■ **What the task asks**
Find every line containing the string "JSON" in the data below, and report how many there are, with no other words.

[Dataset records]
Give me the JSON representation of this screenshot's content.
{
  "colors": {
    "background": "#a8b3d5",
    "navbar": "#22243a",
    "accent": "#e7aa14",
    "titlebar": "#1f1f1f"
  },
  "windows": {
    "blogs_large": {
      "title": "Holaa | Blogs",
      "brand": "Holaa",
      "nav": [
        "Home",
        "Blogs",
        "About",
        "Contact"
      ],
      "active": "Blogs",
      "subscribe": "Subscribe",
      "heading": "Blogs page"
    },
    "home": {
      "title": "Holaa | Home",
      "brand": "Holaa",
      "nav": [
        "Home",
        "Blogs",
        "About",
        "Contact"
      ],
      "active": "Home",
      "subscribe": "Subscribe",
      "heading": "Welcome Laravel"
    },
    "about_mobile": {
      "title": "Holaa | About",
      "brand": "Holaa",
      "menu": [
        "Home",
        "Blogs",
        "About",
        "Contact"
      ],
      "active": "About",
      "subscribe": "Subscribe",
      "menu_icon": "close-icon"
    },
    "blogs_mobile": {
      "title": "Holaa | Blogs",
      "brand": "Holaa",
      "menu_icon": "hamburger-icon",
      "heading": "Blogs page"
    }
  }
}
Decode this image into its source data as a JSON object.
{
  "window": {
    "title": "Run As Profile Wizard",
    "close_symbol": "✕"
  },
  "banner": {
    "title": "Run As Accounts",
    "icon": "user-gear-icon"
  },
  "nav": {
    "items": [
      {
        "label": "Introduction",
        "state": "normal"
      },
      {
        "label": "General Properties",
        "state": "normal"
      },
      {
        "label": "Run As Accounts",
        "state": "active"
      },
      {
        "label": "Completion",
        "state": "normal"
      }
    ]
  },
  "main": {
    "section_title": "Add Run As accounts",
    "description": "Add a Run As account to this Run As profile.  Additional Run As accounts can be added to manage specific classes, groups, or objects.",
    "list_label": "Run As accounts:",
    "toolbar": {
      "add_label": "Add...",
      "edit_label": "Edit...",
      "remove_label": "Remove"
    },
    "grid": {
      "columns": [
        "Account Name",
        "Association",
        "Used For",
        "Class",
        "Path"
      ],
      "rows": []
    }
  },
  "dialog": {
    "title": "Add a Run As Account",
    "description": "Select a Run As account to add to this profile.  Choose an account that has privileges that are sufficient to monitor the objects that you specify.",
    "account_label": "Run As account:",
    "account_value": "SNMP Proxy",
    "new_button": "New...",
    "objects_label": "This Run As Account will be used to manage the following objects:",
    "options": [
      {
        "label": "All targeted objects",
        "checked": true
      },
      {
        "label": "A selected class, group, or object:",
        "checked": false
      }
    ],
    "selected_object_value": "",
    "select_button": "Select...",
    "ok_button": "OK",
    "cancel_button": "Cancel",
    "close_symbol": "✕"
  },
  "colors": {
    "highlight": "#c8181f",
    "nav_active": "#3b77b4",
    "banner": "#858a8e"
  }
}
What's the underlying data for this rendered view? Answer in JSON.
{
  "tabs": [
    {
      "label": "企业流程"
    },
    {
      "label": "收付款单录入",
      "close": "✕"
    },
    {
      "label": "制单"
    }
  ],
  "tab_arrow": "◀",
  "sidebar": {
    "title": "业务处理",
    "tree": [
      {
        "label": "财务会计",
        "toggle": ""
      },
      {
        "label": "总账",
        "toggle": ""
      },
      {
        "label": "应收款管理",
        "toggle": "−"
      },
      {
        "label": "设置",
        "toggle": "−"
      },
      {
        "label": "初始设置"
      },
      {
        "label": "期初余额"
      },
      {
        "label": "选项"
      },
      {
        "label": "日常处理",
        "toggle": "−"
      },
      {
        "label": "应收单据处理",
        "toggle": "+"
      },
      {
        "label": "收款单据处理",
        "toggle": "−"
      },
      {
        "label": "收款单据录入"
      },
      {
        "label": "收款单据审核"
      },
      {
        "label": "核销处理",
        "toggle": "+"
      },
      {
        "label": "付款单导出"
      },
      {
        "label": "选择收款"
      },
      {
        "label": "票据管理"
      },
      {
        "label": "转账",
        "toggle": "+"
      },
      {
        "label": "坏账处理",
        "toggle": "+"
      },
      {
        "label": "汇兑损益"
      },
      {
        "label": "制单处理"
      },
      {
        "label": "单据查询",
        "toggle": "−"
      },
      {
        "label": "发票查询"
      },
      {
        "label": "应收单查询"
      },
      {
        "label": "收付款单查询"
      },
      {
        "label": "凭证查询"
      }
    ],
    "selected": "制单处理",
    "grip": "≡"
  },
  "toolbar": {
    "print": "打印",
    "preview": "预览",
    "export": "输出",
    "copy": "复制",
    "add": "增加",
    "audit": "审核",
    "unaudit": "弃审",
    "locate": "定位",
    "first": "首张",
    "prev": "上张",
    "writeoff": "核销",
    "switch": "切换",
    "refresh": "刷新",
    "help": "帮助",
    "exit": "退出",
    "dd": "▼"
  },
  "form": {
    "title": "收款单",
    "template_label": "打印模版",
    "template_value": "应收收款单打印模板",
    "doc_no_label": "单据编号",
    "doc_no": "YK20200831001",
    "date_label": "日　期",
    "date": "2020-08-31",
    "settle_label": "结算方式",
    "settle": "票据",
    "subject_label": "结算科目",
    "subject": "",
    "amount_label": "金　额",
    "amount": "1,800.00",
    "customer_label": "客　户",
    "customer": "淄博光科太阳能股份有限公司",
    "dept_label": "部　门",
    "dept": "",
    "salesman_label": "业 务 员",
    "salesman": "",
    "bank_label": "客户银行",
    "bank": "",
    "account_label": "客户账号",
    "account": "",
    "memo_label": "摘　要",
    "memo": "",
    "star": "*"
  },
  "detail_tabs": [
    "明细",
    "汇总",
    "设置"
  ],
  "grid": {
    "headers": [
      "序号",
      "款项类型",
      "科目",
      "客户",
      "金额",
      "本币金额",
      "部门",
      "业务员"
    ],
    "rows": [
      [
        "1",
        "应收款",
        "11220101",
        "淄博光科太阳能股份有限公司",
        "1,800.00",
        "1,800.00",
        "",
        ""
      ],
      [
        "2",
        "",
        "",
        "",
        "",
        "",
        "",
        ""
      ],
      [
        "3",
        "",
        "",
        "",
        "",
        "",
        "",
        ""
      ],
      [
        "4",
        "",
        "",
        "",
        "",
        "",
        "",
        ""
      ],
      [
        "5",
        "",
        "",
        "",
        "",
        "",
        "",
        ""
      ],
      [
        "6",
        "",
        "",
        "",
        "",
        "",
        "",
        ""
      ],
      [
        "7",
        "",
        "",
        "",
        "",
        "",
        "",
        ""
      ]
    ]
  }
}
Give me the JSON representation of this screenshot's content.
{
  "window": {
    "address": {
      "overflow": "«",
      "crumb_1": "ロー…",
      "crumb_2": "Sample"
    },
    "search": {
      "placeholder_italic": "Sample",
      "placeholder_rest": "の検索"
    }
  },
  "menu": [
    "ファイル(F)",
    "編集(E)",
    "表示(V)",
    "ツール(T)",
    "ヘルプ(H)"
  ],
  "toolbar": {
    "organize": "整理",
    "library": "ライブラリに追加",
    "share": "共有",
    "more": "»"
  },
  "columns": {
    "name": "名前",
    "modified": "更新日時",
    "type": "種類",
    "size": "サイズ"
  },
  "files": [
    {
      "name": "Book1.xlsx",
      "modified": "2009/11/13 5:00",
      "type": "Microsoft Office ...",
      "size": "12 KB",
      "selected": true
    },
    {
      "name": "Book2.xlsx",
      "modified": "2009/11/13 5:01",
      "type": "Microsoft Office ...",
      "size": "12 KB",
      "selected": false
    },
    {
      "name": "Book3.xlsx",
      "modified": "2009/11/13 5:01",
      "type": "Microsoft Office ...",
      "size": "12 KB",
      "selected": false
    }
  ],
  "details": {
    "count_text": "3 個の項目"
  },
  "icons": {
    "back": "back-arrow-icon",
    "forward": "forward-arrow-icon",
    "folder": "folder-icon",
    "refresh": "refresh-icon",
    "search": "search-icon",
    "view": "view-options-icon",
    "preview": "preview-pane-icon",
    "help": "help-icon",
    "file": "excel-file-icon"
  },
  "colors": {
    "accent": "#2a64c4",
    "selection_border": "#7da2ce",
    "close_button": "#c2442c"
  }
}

■ **Exercise response**
4